People watching and other wildlife observations

The New Forest ponies roam freely in small family groups that are cooperative and highly social.

The New Forest ponies roam freely in small family groups that are cooperative and highly social.

I’ve been travelling to London a lot recently for meetings and business functions. Travelling in and around our nation’s capital and waiting for trains at mainline railway stations gives one the most marvellous opportunity for ‘people watching’. Watching people has to be one of the most underestimated forms of enlightenment and entertainment there is. Waterloo Station, for example, is the busiest station on the network (by passenger usage) and provides ample opportunities to observe human behaviour in all its forms. If you watch closely, for example, you’ll notice that even as travellers rush, crisscrossing through the throng of other people on the station concourse no one collides with anyone else. I’m sure there must be a scientific explanation or name for this phenomenon but what it demonstrates to me is that, deep down, the human species likes to co-operate with one another and avoid conflict.

Yesterday I was sat at a table on a train and four foreign visitors, of mature years, got on and sat at the table opposite me. They had quickly stowed their coats and shopping bags in the overhead compartment before taking their seats. The train had not gone too many stops down the tracks before a large black coat fell down from the storage above and completely enveloped one of the elderly women, giving her a great fright. Her female companion jumped out of her skin emitting a shrieking sound. I can only assume from their reactions that the women thought they were under attack from a panther or some such creature. In the split seconds before this commotion unfolded I was vaguely aware of the falling coat and so was not alarmed. Instead my reaction was to burst out laughing because it was so funny. I laughed uncontrollably and out loud, until tears blurred my vision. The two women were hugely relieved and they also began laughing. In fact a lot of the passengers around us began laughing too and the atmosphere in our carriage was good humoured. After that everyone on our compartment said goodbye to each other as they left the train.
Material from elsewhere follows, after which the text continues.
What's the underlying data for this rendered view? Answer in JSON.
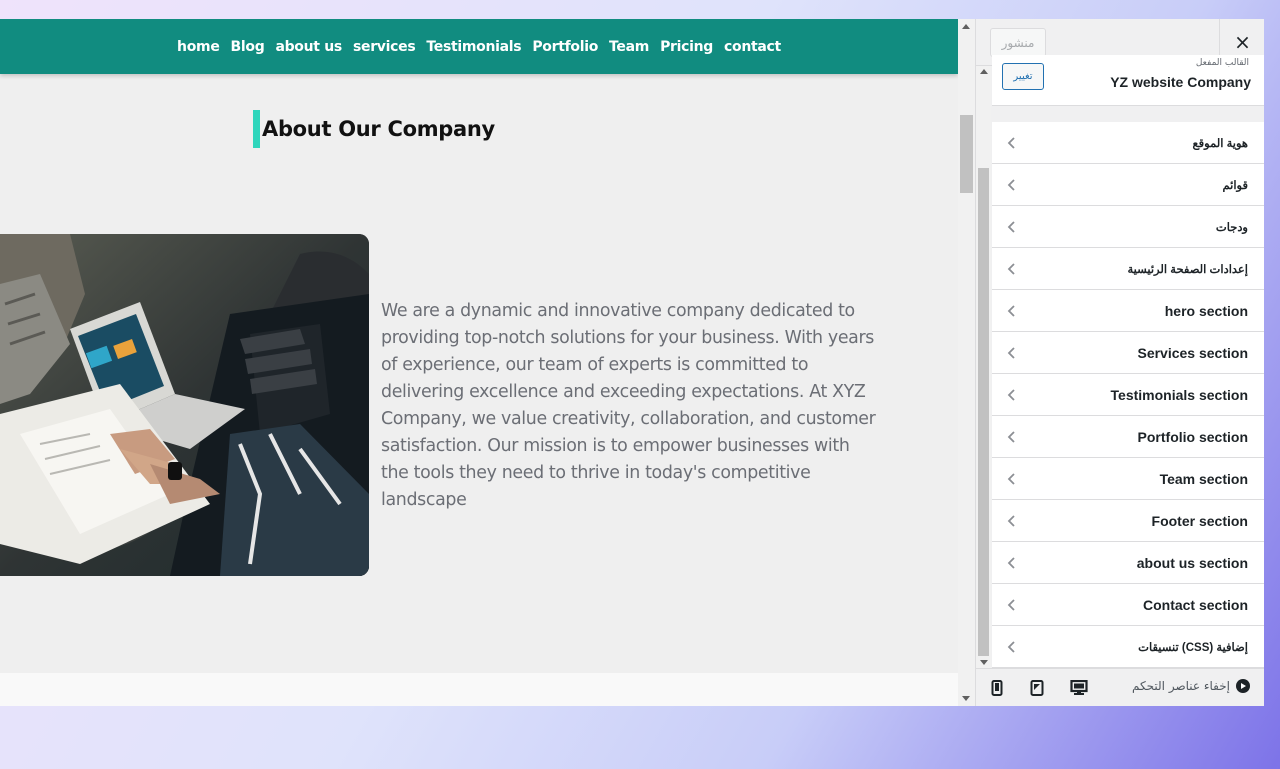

This incident made me think that no matter how sophisticated we believe we are, our instincts and reactions to perceived danger remain primeval. It also demonstrated that we have the ability to rapidly form social bonds even with complete strangers or those who do not speak our language. Then I began to think of other benefits our ‘primitive’ behaviours might provide.

If you study the behaviour of the wild ponies of the New Forest you will quickly see that they too like to avoid conflict and practice co-operation with one another. They are herd animals after all and live in highly developed social groups. It is these shared behaviours I believe that make horses and humans companionable. We are able to domesticate and train horses and ponies because, like us, they want to avoid conflict and be sociable. Obviously we also provide protection, health care and nourishment to our equine friends, whilst they provide us with companionship, entertainment and utility, which is a good motivator for inter-species coexistence. As Charles Darwin once said “In the long history of humankind (and animal kind, too) those who learned to collaborate and improvise most effectively have prevailed.”

london station london underground

Images courtesy of:



About newforestcommoner

Keeping the history, ecology and cultural traditions of the New Forest alive through practice of 'commoning'. Sharing information about #NewForest & #commoning.
This entry was posted in New Forest Commoner and tagged , , , , , , , , , . Bookmark the permalink.

Leave a Reply